Wall Street is not always rational. Irrational panic over the fate of Fannie and Freddie could have sent the financial (as in lending) sector of the economy into a tailspin. Credit isn’t a physical possession—and any organization dealing in it (as in a bank, or a mortgage insurance corporation) can be adversely affected by events wholly beyond its control. That was the original idea behind the bailout—to give the lending sector a bit of confidence that things wouldn’t get out of control.
Cars, on the other hand, are physical objects, and can be measured in cost per unit. The Big Three aren’t losing money due to external events—they’re losing money because they don’t work.
American cars aren’t very good, at least compared to foreign ones. Toyota and Honda are reliable—Ford and GM aren’t. And in a competitive environment, it’s hard to compete while making poor cars.
And when the Big Three do manage to sell one of their second-rate (not that every American car is bad—but on average, they do rate below Japanese cars) cars, they lose money on it. So when GM, say, sells five million cars, each car sold represents a net loss. Let me be the ten thousandth person to point out that GM loses money per sale, but they make it up in volume (ha ha). That’s not a very good way to stay in business.
Some claim that any of the Big Three are “too big to fail.” They’re right—we really can’t afford to have another huge corporation (or two) go bankrupt. But we can’t afford to bail them out even more.
First, that would destroy the idea of “moral hazard,” that by going into business you stand a chance of losing what you invest. If the federal government becomes, in essence, a massive investment insurer, both moral hazard and a great deal of incentive will be lost.

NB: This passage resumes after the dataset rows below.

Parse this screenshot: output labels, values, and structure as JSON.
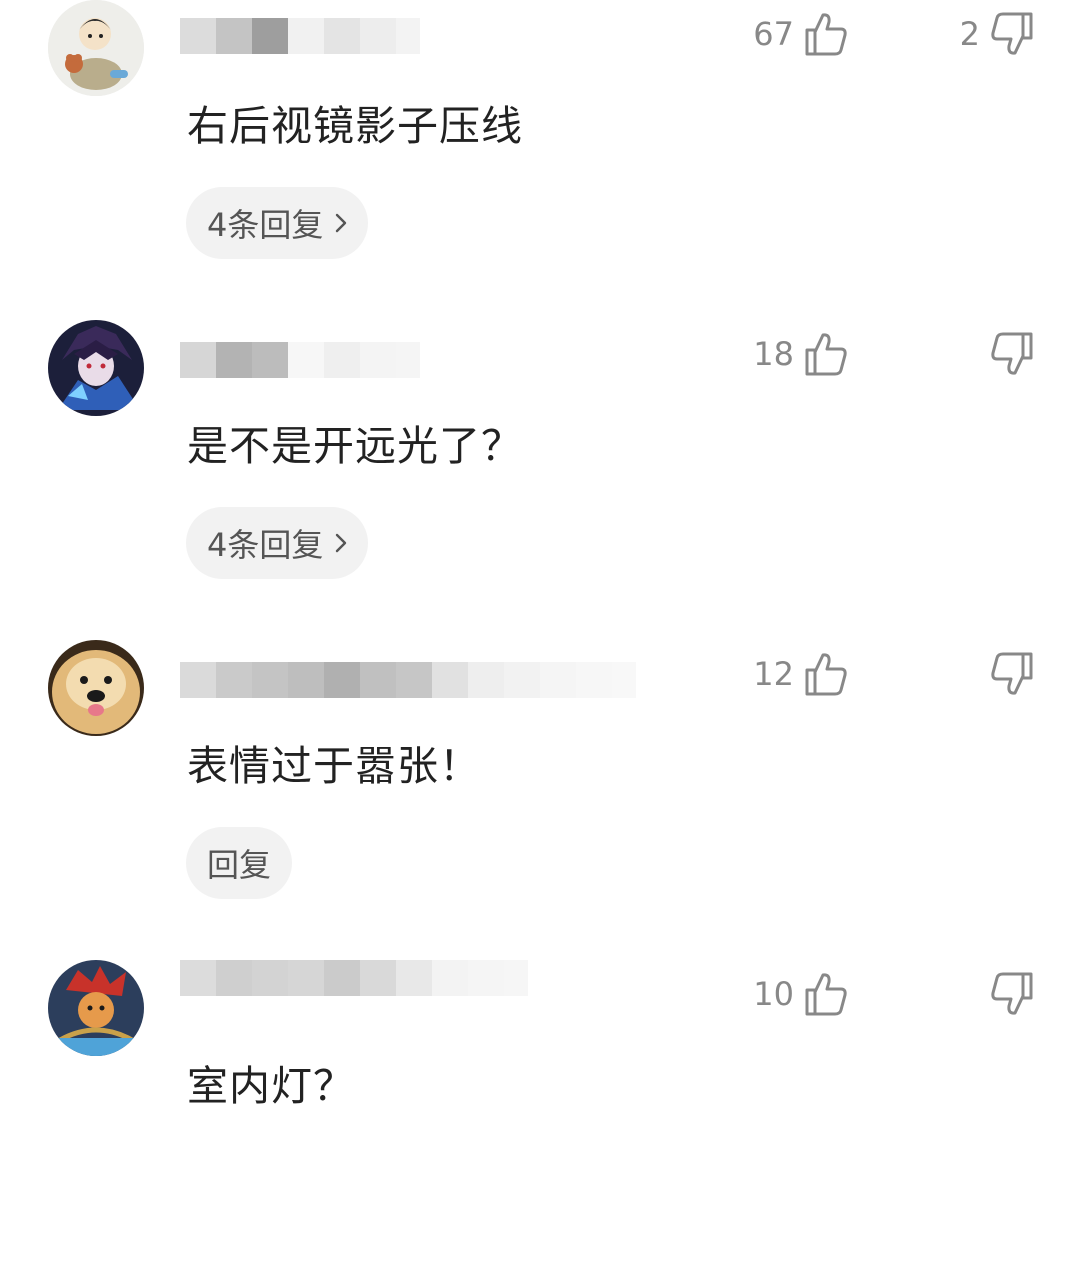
{
  "comments": [
    {
      "text": "右后视镜影子压线",
      "likes": "67",
      "dislikes": "2",
      "reply_label": "4条回复"
    },
    {
      "text": "是不是开远光了？",
      "likes": "18",
      "dislikes": "",
      "reply_label": "4条回复"
    },
    {
      "text": "表情过于嚣张！",
      "likes": "12",
      "dislikes": "",
      "reply_label": "回复"
    },
    {
      "text": "室内灯？",
      "likes": "10",
      "dislikes": ""
    }
  ],
  "icons": {
    "like": "thumbs-up-outline",
    "dislike": "thumbs-down-outline",
    "chevron": "chevron-right"
  },
  "colors": {
    "text": "#222222",
    "count": "#888888",
    "pill_bg": "#f2f2f2",
    "pill_text": "#555555"
  }
}
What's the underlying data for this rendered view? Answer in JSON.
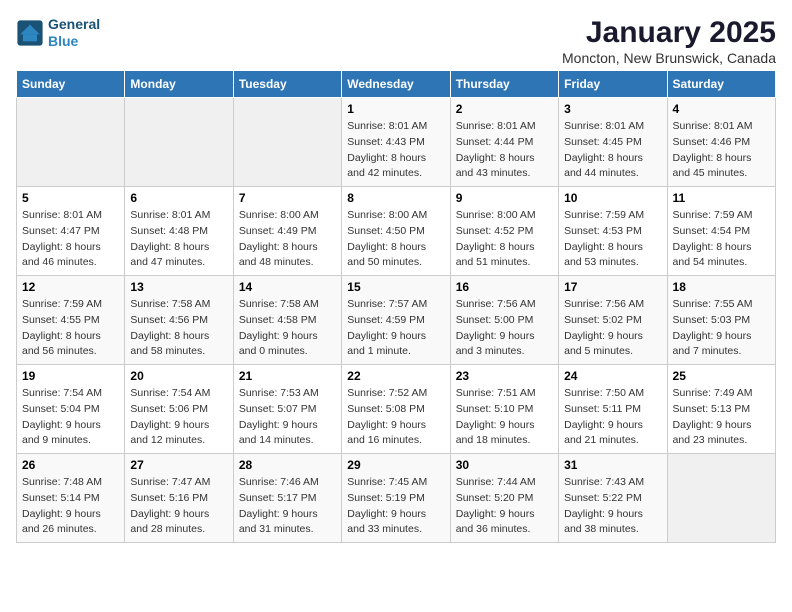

Further, bailing out GM (which would probably be the first automaker to be bailed out) would set up a slippery slope. No business is safe in our economic situation. Which would be the next sector of big business looking for a federal government bailout?
Finally, bailing out the Big Three wouldn’t solve anything. They would still lose money on their cars, and their cars wouldn’t improve in quality. Giving them cash would only let them continue to lose money. Were GM to fail, it would represent a true catastrophe—but it wouldn’t be as bad as having the federal government bail it out.